There is no doubt that, with such a vast array of books to choose from, readers are likely to gravitate towards shortlisted titles or award winners, having made the assumption that the prize process will have filtered the selection for them to provide both a good read and a perceived cultural sophistication. The Booker unabashedly hails itself, on its web site, as being the “leading literary award in the English-speaking world”. Being able to add a sticker saying a book has been longlisted for the Booker has an enormous impact on sales, having huge benefits for the publisher as well as the author. In 2016, Graeme Macrae Burnet’s second novel, His Bloody Project, reached the shortlist. His publisher, the small, Scottish, independent, Saraband, sold more of this book after it was shortlisted than their entire back catalogue. A strap line saying the author was a previous winner also seems sufficient to boost sales. The longevity of the impact of the prize can be seen in the marketing of Arundhati Roy latest novel which was promoted as “The first novel in 20 years, from the Booker prize-winning author. “ So, what is it that makes the Booker stand out from so many other prizes? The answer might lie in the controversy it courts.
There is generally also a great deal of press coverage surrounding the selection, and usually a furore over omissions. In addition, the Booker judges, who are drawn from the best publishing and academia can offer, invariably have their decisions disparaged. Due to the subjective nature of judging, the Booker is not the first literary prize to have courted this type of criticism; however, it seems to thrive on ridicule and controversy. There are well publicised tales of judges forcing their opinions on others, like Philip Larkin threatening to jump out a window if his choice did not win, or A.L. Kennedy reputedly branding the award “a pile of nonsense.” Such histrionics are, of course, the exception not the rule but they ensure good press coverage.
Prizes are regularly criticized for rewarding already successful authors, thus failing in their encouragement of new talent. Winners of the Booker’s substantial prize, currently the largest in Britain at £50,000, have often fuelled this with flippant comments by prize winners reported such as using the prize to pay for a swimming pool or buy handbags. Paradoxically, far from devaluing the prize, damning reviews of the prize and their participants that keep this prize in the public’s view thus adds to its marketing value.
Prior to the Booker, literary awards would have had about the same marketing effect as say a plumbing award today, that is, they seem important within the industry but have little or no impact on the consumer. The Booker changed that by capturing the public’s attention with its bickering judges, numerous scandals, and glamorous ceremonies. Despite the annual scandals, readers seem able to enjoy the reported debacles but to ignore their implications and head, in their thousands, to purchase the runners. Herein lies the paradox of this prize.
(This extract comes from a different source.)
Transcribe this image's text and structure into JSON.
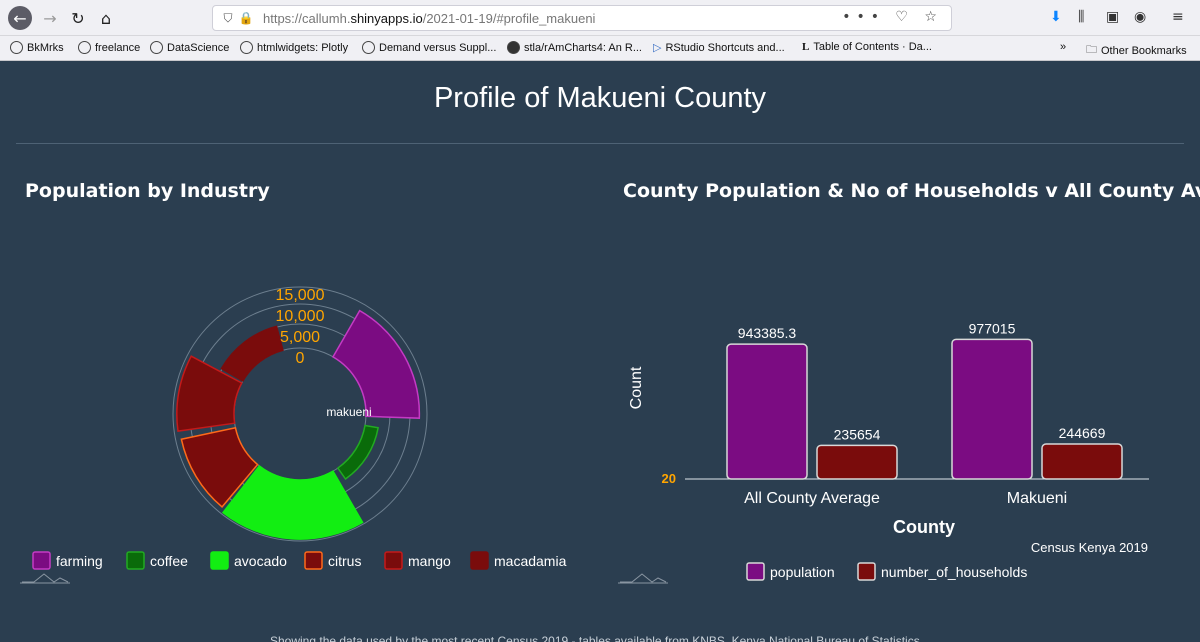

Despite being an accolade authors aspire to achieve, the Man Booker seems to have strayed from its primary purpose of acknowledging literary excellence and has morphed into a marketing machine par excellence, one more indication that writing and the creative arts have turned into a nexus of vested interests.